BEGIN Excerpted records
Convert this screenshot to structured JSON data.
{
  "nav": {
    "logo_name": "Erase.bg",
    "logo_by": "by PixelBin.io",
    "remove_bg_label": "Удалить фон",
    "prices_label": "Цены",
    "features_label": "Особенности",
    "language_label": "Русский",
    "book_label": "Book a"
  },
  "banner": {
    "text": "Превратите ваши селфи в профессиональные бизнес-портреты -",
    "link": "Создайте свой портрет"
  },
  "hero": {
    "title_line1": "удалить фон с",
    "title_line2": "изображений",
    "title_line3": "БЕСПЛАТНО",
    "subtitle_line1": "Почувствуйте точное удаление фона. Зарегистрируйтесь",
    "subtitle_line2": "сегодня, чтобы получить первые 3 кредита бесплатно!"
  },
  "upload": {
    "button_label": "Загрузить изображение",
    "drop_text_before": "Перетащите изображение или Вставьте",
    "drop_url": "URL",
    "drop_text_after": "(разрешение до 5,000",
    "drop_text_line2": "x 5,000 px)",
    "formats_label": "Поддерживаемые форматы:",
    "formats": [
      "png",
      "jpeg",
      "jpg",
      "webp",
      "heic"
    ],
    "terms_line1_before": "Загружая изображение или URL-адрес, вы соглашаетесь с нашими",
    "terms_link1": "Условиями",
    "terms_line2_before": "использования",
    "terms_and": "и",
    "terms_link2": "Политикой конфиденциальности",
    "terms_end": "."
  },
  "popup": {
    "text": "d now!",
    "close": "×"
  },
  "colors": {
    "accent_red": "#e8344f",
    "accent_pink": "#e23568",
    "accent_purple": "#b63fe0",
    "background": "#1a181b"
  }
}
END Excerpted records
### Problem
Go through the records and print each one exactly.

### Output for this task
Convert this screenshot to structured JSON data.
{
  "nav": {
    "logo_name": "Erase.bg",
    "logo_by": "by PixelBin.io",
    "remove_bg_label": "Удалить фон",
    "prices_label": "Цены",
    "features_label": "Особенности",
    "language_label": "Русский",
    "book_label": "Book a"
  },
  "banner": {
    "text": "Превратите ваши селфи в профессиональные бизнес-портреты -",
    "link": "Создайте свой портрет"
  },
  "hero": {
    "title_line1": "удалить фон с",
    "title_line2": "изображений",
    "title_line3": "БЕСПЛАТНО",
    "subtitle_line1": "Почувствуйте точное удаление фона. Зарегистрируйтесь",
    "subtitle_line2": "сегодня, чтобы получить первые 3 кредита бесплатно!"
  },
  "upload": {
    "button_label": "Загрузить изображение",
    "drop_text_before": "Перетащите изображение или Вставьте",
    "drop_url": "URL",
    "drop_text_after": "(разрешение до 5,000",
    "drop_text_line2": "x 5,000 px)",
    "formats_label": "Поддерживаемые форматы:",
    "formats": [
      "png",
      "jpeg",
      "jpg",
      "webp",
      "heic"
    ],
    "terms_line1_before": "Загружая изображение или URL-адрес, вы соглашаетесь с нашими",
    "terms_link1": "Условиями",
    "terms_line2_before": "использования",
    "terms_and": "и",
    "terms_link2": "Политикой конфиденциальности",
    "terms_end": "."
  },
  "popup": {
    "text": "d now!",
    "close": "×"
  },
  "colors": {
    "accent_red": "#e8344f",
    "accent_pink": "#e23568",
    "accent_purple": "#b63fe0",
    "background": "#1a181b"
  }
}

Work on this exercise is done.